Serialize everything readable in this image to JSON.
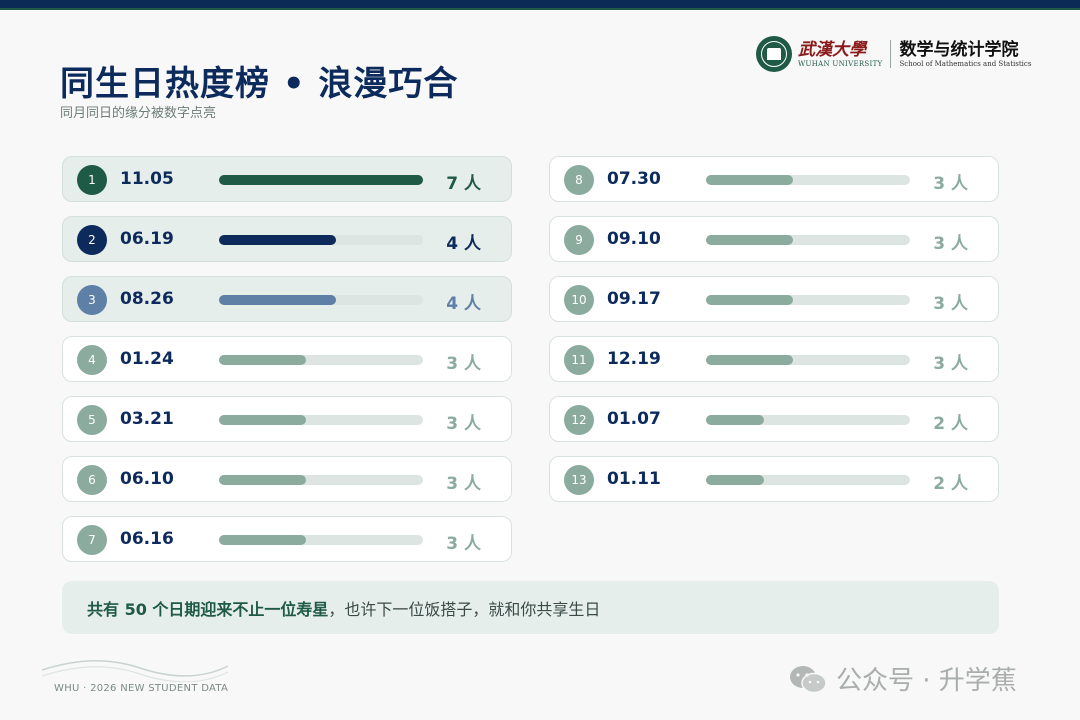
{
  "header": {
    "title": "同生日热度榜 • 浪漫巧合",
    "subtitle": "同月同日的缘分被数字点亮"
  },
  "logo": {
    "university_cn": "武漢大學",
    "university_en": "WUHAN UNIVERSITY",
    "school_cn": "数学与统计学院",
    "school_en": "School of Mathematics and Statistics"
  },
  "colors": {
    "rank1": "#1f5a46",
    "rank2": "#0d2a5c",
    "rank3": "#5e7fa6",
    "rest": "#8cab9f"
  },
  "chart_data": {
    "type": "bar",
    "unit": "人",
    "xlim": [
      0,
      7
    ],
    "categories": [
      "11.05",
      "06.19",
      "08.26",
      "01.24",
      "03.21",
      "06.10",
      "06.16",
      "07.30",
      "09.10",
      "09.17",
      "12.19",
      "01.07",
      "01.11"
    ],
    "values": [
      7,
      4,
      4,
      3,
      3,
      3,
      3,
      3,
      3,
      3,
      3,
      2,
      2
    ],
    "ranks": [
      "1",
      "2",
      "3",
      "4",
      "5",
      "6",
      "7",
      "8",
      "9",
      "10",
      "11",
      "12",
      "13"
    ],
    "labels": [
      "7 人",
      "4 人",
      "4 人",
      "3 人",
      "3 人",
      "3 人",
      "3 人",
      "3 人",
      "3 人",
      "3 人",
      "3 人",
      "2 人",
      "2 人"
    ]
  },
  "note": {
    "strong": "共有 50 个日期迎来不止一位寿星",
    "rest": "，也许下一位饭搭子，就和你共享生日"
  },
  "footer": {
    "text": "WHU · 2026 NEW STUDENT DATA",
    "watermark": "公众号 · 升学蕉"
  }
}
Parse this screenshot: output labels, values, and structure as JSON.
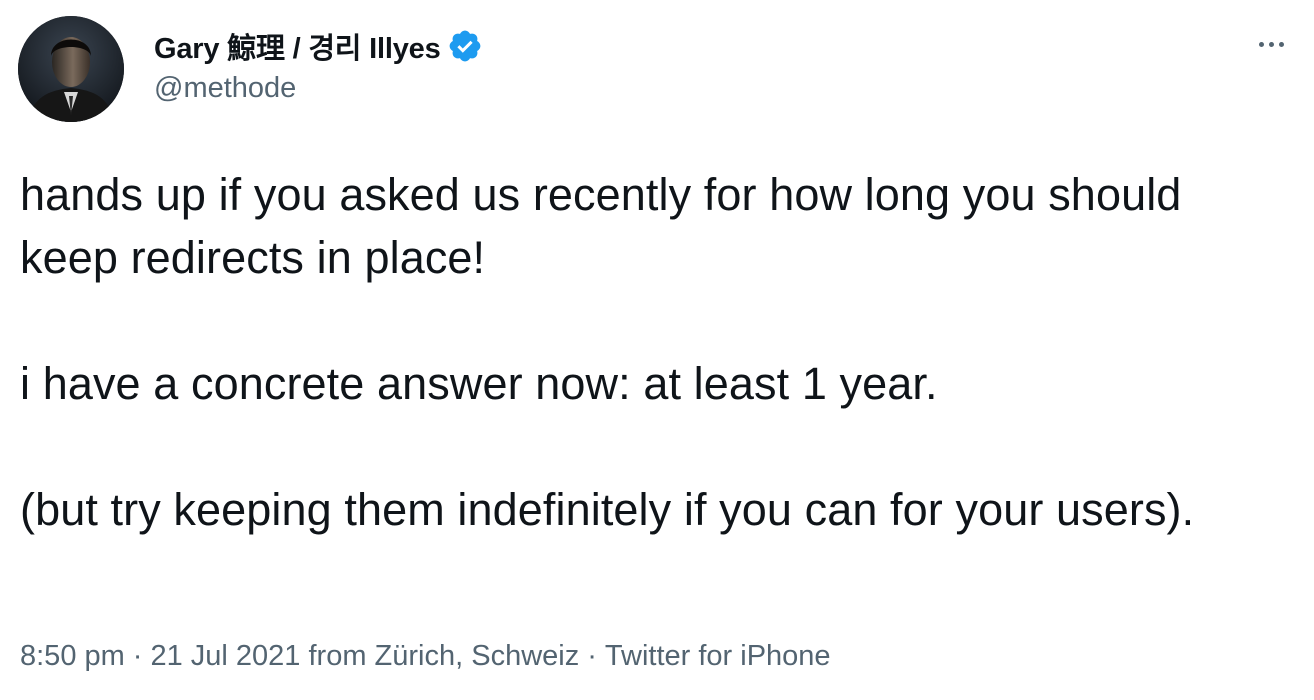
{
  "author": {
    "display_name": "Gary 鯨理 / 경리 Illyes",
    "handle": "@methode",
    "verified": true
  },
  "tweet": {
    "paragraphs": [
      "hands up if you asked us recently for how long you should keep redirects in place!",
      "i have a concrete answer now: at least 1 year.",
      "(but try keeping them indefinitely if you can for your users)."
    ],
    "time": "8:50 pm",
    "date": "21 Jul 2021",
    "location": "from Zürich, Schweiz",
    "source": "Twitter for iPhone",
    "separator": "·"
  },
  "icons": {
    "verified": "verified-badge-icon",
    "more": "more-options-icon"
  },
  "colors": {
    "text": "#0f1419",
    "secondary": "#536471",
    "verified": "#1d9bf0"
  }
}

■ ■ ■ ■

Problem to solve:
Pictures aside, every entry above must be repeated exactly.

Answer area:
Serialize everything readable in this image to JSON.
{
  "header": {
    "title": "同生日热度榜 • 浪漫巧合",
    "subtitle": "同月同日的缘分被数字点亮"
  },
  "logo": {
    "university_cn": "武漢大學",
    "university_en": "WUHAN UNIVERSITY",
    "school_cn": "数学与统计学院",
    "school_en": "School of Mathematics and Statistics"
  },
  "colors": {
    "rank1": "#1f5a46",
    "rank2": "#0d2a5c",
    "rank3": "#5e7fa6",
    "rest": "#8cab9f"
  },
  "chart_data": {
    "type": "bar",
    "unit": "人",
    "xlim": [
      0,
      7
    ],
    "categories": [
      "11.05",
      "06.19",
      "08.26",
      "01.24",
      "03.21",
      "06.10",
      "06.16",
      "07.30",
      "09.10",
      "09.17",
      "12.19",
      "01.07",
      "01.11"
    ],
    "values": [
      7,
      4,
      4,
      3,
      3,
      3,
      3,
      3,
      3,
      3,
      3,
      2,
      2
    ],
    "ranks": [
      "1",
      "2",
      "3",
      "4",
      "5",
      "6",
      "7",
      "8",
      "9",
      "10",
      "11",
      "12",
      "13"
    ],
    "labels": [
      "7 人",
      "4 人",
      "4 人",
      "3 人",
      "3 人",
      "3 人",
      "3 人",
      "3 人",
      "3 人",
      "3 人",
      "3 人",
      "2 人",
      "2 人"
    ]
  },
  "note": {
    "strong": "共有 50 个日期迎来不止一位寿星",
    "rest": "，也许下一位饭搭子，就和你共享生日"
  },
  "footer": {
    "text": "WHU · 2026 NEW STUDENT DATA",
    "watermark": "公众号 · 升学蕉"
  }
}
Parse this screenshot: output labels, values, and structure as JSON.
{
  "author": {
    "display_name": "Gary 鯨理 / 경리 Illyes",
    "handle": "@methode",
    "verified": true
  },
  "tweet": {
    "paragraphs": [
      "hands up if you asked us recently for how long you should keep redirects in place!",
      "i have a concrete answer now: at least 1 year.",
      "(but try keeping them indefinitely if you can for your users)."
    ],
    "time": "8:50 pm",
    "date": "21 Jul 2021",
    "location": "from Zürich, Schweiz",
    "source": "Twitter for iPhone",
    "separator": "·"
  },
  "icons": {
    "verified": "verified-badge-icon",
    "more": "more-options-icon"
  },
  "colors": {
    "text": "#0f1419",
    "secondary": "#536471",
    "verified": "#1d9bf0"
  }
}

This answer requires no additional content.